When a desktop is clicked, it becomes the current desktop and you can easily switch from one desktop to another by pressing the hotkey and then clicking the thumbnail at the top. There is an alternative way though.

Keyboard shortcut
Go to System Preferences, click Keyboard and then select the Keyboard Shortcuts tab. Select Mission Control in the list on the left and you'll see the hotkeys on the right. Expand the Mission Control entry on the right by clicking the little triangle next to it if it isn't already expanded. Below it shows the shortcuts for each desktop and for moving a space to the left or right. To switch to desktop 1 you press Command+1, desktop 2 is Command+2 and so on. Move left a space and Move right a space, mean switching to the previous or next desktop. So if you are on desktop 2 you can move to desktop 1 or to desktop 3.

Mission Control in OS X

If no keyboard shortcut is displayed or you want to change the current assignment, click at the right side of Move left a space. Press the shortcut you would like to use, such as Ctrl+left arrow key to move left a space (desktop) or Ctrl+right arrow key to move to the right space (desktop). It is quick and easy to switch desktops using these keyboard showrtcuts, especially when you are typing and have your hands on the keyboard.

Activate Mission Control and the desktop thumbnails are displayed at the top of the screen. The rest shows the current desktop and windows. If you want to move an app or window from the current desktop to a different one, click and drag it to the new desktop.

Preview desktops without switching
Clicking a desktop thumbnail normally goes straight to the desktop. However, if you hold down the Option key and click it, it is previewed in the main part of the screen. Suppose you are on desktop 1 have a window on desktop 2 that you would like to move to desktop 1. Click Mission Control, Option+click desktop 2, drag the window to the desktop 1 thumbnail and click desktop 1 to finish.
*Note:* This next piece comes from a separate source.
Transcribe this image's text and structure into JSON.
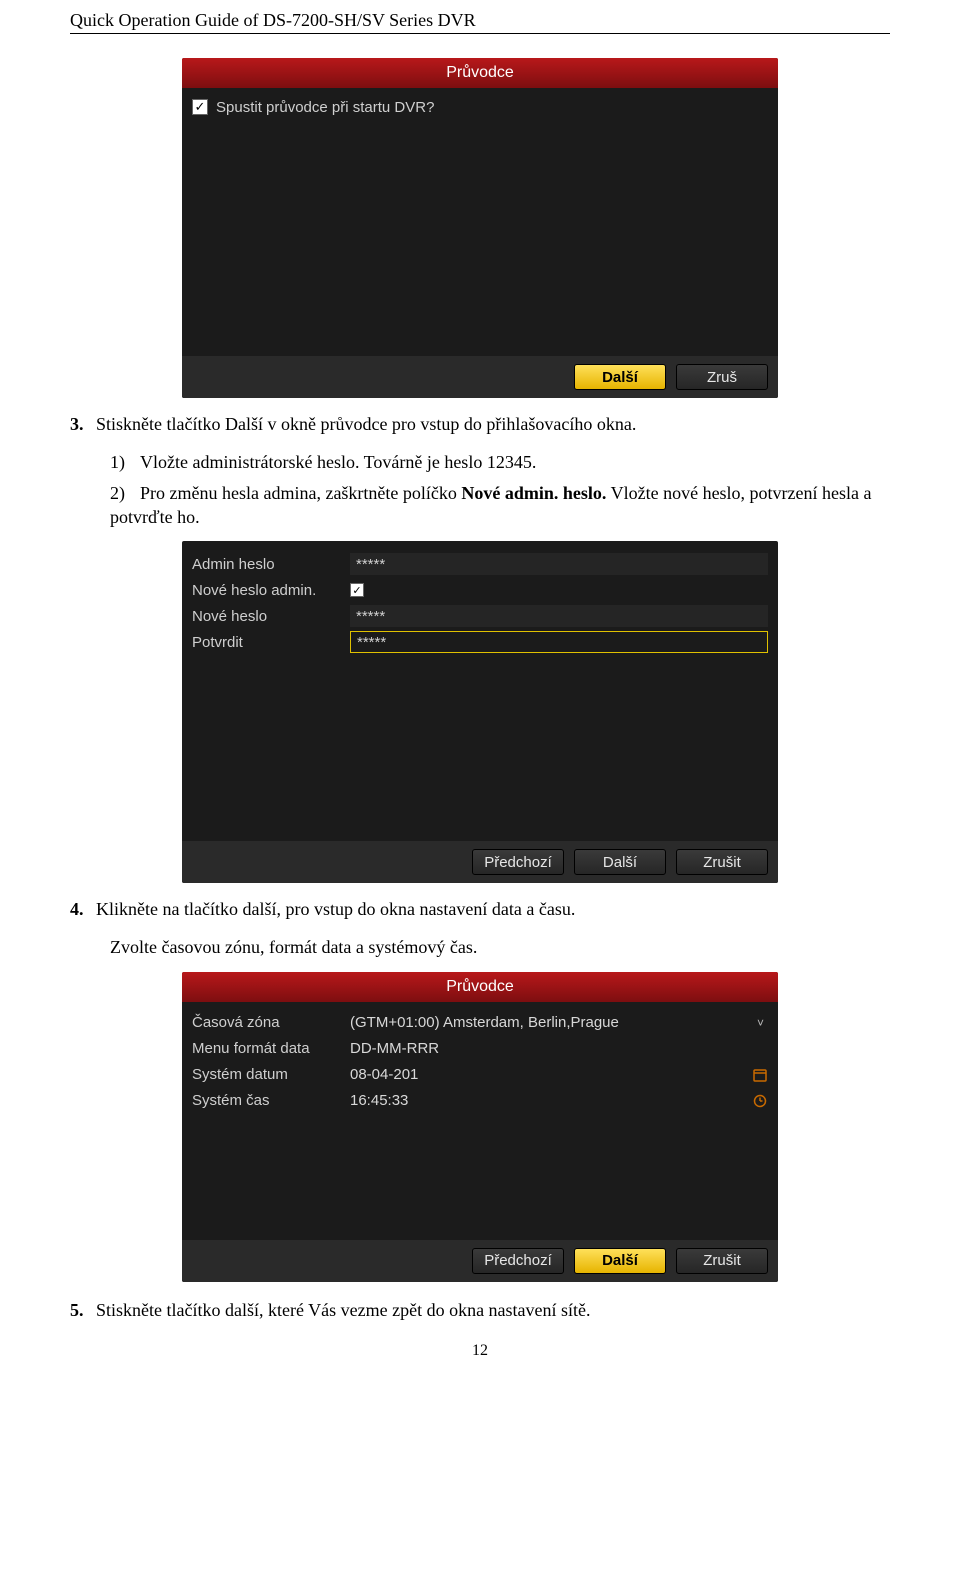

After experimenting with extra desktops, you might have several. Having lots of desktops with lots of windows and apps open takes up memory, so it's not a good idea to have too many if you don't have much RAM in your Mac. Start Mission Control, let the mouse hover over a thumbnail for a second or two and a close button is then displayed. Click it to delete the desktop.

Related articles
* Lion: Top tips for working with multiple desktops
* Snow Leopard: Make the most of the screen space
* Snow Leopard: Move applications from one space to another
* Snow Leopard: Start applications in their own Space
* Snow Leopard: Use multiple desktops